  • Finding reliable contractors or handymen, should they need to modify their home (28%)
  • Being forced to move to a nursing home because they have trouble getting around their own home (31%)

We think those numbers would be higher if more people realized what they will face as they age.

Obstacles to Home Upgrades and Maintenance

Many older adults haven’t maintained or upgraded their homes because:

  • they feel they can’t do the work themselves
  • they feel they can’t afford it
  • they seem to lack knowledge about what changes to make
  • don’t know how to find a contractor
  • they want someone else to do it all for them
  • they don’t trust contractors, afraid of scams

Adding to the obstacles is the rise in the number of people with disabilities as they age making it difficult to do their own maintenance, even if they know how to do it.

By 2035, it is estimated that 31.2 million older households will include a member with a disability.

Observations of Researchers

The home visitors for Meals on Wheels who completed the survey report found disturbing sights inside and outside the homes of seniors who had applied for Meals on Wheels delivery.

Many of the hazards they encountered were directly related to fall risk for the homeowner who is aging in place.

The hazards include:

  • Peeling or flaking paint
  • Evidence of pests
  • Broken furniture and lamps
  • Flooring in need of repair
  • Tripping hazards
  • Broken or boarded up windows
  • Crumbling foundation
  • Open holes
  • Missing bricks, siding or other outside materials
  • Roof problems
  • Uneven walking surfaces
  • Inability to reach shelves
  • Inability to transfer in and out of shower, house, toilet
  • Inability to walk up stairs

Are any of these hazards present in your senior loved one’s home? Should you check their home to see?

Can you help them correct any of these conditions?

Help for Family Caregivers and Seniors

There are solutions to the gaps in aging homes that can make the environment more livable for your senior loved one.

Identifying what needs to be repaired, renovated, or replaced — as well being aware about the areas in which your senior struggles to accomplish activities of daily living without modifications — is the first step for solving these issues.
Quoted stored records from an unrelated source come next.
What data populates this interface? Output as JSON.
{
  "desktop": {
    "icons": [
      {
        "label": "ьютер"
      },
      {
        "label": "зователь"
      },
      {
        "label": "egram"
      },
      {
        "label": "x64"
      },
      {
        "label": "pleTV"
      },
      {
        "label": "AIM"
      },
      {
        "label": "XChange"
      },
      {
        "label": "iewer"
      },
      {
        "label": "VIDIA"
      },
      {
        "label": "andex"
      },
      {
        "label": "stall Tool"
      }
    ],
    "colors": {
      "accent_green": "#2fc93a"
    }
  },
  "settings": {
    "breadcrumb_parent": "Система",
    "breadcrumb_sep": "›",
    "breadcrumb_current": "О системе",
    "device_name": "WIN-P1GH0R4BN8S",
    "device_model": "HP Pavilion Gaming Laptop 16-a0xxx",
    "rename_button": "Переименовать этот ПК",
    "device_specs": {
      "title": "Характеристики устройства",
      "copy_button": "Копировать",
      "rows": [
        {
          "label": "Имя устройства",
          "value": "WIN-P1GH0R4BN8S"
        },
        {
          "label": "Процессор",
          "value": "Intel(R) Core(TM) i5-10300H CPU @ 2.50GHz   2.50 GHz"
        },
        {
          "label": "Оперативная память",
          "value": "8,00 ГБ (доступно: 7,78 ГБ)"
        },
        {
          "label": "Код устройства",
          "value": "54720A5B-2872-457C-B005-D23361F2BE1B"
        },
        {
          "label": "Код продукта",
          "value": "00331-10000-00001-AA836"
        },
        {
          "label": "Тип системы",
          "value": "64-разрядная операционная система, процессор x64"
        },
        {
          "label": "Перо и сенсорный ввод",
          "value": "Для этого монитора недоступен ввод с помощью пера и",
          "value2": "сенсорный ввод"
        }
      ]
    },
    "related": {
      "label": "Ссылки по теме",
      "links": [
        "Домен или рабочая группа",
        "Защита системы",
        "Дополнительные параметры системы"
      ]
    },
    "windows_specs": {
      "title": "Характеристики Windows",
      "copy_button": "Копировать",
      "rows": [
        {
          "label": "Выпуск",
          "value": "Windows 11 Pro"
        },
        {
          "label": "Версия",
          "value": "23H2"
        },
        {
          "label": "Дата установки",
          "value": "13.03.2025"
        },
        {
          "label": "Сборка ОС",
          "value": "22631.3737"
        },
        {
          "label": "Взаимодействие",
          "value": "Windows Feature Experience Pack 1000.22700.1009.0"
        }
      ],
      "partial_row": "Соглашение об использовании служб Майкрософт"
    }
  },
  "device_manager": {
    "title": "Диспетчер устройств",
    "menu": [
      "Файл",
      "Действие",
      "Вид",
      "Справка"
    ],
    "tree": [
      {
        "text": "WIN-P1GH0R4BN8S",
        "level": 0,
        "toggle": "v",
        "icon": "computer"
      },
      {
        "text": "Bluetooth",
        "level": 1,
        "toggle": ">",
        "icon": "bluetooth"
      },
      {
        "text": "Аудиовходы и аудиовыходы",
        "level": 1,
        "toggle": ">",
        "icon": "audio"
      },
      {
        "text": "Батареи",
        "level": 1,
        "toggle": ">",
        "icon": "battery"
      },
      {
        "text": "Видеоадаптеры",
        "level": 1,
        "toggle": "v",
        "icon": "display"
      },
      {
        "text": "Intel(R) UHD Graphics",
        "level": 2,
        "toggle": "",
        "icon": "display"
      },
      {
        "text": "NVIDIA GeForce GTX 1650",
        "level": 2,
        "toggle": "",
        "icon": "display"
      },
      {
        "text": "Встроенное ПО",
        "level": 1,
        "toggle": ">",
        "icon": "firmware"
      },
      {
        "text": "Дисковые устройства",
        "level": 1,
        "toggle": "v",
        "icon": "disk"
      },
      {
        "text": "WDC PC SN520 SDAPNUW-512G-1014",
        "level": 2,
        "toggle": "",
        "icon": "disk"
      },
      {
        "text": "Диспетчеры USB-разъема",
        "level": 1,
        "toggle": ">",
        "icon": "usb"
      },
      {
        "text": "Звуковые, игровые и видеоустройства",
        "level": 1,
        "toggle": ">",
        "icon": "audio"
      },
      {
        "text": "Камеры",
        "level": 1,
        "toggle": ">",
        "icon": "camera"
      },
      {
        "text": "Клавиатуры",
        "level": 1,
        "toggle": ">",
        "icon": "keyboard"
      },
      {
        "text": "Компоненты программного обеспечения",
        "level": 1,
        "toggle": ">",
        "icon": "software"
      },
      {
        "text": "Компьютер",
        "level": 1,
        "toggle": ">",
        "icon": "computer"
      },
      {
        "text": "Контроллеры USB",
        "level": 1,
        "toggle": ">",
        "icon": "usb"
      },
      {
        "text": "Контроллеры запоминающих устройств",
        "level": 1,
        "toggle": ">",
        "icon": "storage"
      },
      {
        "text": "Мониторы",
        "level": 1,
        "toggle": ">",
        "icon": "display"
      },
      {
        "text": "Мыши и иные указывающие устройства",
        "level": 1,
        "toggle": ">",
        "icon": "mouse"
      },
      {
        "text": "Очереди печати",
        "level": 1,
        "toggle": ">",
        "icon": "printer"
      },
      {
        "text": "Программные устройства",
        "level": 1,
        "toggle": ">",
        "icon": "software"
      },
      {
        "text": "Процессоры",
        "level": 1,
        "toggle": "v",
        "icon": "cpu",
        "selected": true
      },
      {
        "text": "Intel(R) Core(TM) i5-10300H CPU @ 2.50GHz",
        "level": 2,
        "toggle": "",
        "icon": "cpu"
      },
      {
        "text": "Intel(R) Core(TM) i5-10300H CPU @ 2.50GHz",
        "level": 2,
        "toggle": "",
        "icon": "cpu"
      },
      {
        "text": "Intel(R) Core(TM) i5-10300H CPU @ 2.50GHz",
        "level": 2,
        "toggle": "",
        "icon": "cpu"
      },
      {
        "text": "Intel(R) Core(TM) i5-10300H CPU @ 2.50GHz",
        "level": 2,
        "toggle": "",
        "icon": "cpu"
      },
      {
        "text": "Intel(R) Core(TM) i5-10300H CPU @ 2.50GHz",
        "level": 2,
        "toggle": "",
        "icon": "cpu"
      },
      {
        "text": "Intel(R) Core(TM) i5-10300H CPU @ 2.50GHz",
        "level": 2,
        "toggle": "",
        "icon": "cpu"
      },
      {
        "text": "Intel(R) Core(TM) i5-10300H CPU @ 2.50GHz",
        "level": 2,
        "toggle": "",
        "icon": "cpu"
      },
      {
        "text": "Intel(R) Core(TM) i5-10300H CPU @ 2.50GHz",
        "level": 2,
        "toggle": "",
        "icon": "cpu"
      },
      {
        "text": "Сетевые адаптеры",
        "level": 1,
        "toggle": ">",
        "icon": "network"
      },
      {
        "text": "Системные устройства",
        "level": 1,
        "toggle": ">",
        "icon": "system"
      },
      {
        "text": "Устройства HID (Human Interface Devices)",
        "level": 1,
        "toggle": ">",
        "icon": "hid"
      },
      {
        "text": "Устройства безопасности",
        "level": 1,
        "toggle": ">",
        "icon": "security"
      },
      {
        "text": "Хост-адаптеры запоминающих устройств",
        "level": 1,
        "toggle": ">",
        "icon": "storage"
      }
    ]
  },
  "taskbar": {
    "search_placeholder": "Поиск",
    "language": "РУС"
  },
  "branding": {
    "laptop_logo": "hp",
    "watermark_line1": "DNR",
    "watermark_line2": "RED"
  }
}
There are professionals who can help upgrade a senior’s home, including handypersons, renovation specialists, certified aging in place specialists (CAPS), universal design interior designers, and even family DIYers.

Evaluation and recommendations by an occupational therapist can help determine if your senior loved one needs modifications to complete activities of daily living such as bathing or cooking.

There are also agencies that can help with costs and expertise to help update and modify living environments for safety that caregivers can contact including Rebuilding Together, Habitat for Humanity, Home Depot Foundation, Wells Fargo Housing Foundation, AARP, National Council on Aging (NCOA), Area Agencies on Aging, faith based communities, university volunteers, Low Income Home Energy Assistance Program (LIHEAP), Weatherization Assistance program (WAP), Section 504 home repair program of the USDA grant, long term care insurance policies, state tax credits, and state funded organizations.

“There is nothing more important than a good, safe, secure home.”  Rosalynn Carter